What you are asked to do: Look through the data that follows and work out how many lines contain the string "this". Nothing but that number should be given.

(Entries from a dataset of interfaces)
□ □ □ □ □ □ □

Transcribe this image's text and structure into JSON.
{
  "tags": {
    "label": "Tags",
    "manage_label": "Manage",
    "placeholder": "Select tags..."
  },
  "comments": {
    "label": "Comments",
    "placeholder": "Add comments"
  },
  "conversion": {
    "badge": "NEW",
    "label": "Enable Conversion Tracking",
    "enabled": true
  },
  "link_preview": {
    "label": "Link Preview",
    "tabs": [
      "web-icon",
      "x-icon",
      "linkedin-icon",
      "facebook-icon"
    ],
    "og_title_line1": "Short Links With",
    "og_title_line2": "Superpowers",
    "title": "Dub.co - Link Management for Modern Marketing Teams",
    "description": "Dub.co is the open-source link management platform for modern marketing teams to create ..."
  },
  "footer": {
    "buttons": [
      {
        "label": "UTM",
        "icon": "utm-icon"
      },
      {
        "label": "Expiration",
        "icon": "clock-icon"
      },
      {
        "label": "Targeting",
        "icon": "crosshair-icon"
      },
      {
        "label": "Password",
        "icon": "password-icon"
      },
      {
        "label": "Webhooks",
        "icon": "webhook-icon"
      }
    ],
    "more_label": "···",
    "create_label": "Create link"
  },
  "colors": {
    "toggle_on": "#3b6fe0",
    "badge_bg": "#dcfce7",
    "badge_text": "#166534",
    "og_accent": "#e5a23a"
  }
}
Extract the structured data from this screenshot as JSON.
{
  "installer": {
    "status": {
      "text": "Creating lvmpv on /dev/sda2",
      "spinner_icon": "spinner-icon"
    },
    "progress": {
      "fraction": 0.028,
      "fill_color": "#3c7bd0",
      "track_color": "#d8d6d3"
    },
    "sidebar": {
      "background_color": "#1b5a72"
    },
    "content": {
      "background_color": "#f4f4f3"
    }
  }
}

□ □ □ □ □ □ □

Task answer: 2